In Newtonian mechanics inertial frames of reference are related by a Galilean transformation and time is absolute. In the special theory of relativity (STR) inertial frames of reference are related by a Lorentz transformation and the speed of light is absolute. By taking account of the three dimensions of time with a single dimension of space, we may derive a dual mechanics to each of these: (1) a Newtonian dual with a single dimension of absolute space and three dimensions of relative time, and (2) an STR dual with a single dimension of relative space and three dimensions of relative time.
In the usual exposition there is a reference frame S’ moving with constant velocity v in the direction of the x1 space coordinate (with no movement in the x2 and x3 directions) and absolute time t. That changes to constant lenticity (inverse of velocity) ℓ in the direction of the t1 time coordinate (with no movement in the t2 and t3 directions) and absolute space r, the travel length. The dual Galilean transformations are then

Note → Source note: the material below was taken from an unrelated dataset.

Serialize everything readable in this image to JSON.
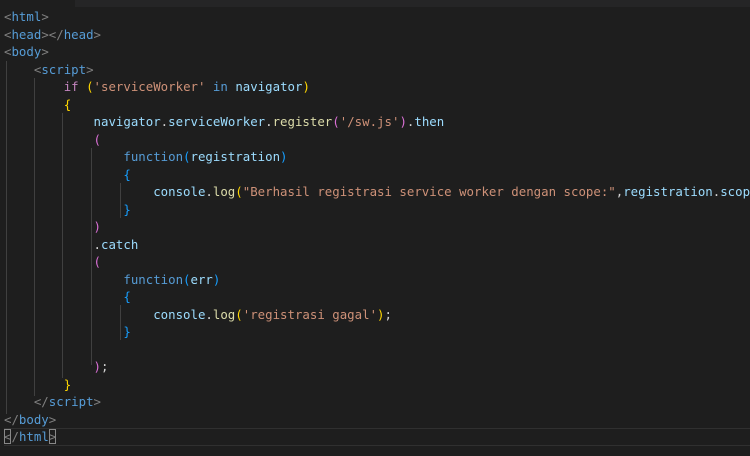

t1´ = t1 − ℓr
t2´ = t2
t3´ = t3
r´ = r
What does this mean? It means that there is a constant movement measured by lenticity so that as the travel length increases, the duration changes from t to t1´ such that t − t1´ = ℓr, which is a constant ratio of duration over length multiplied times the travel length.
The Lorentz transformation is analogous to this with the absolute speed of light, c, replaced by the absolute pace of light, k, which is the inverse of c.
t1´ = γ (t1 − ℓr)
t2´ = t2
>t3´ = t3
r´ = γ (r − t1ℓ/k²)
γ² = 1 / (1 − ℓ²/k²).
What does this mean? It means that time (duration) appears dilated and length appears contracted, which is the same as the standard Lorentz transformation (known as a Lorentz boost). The laws of physics remain the same despite changing to a space reference from a time reference.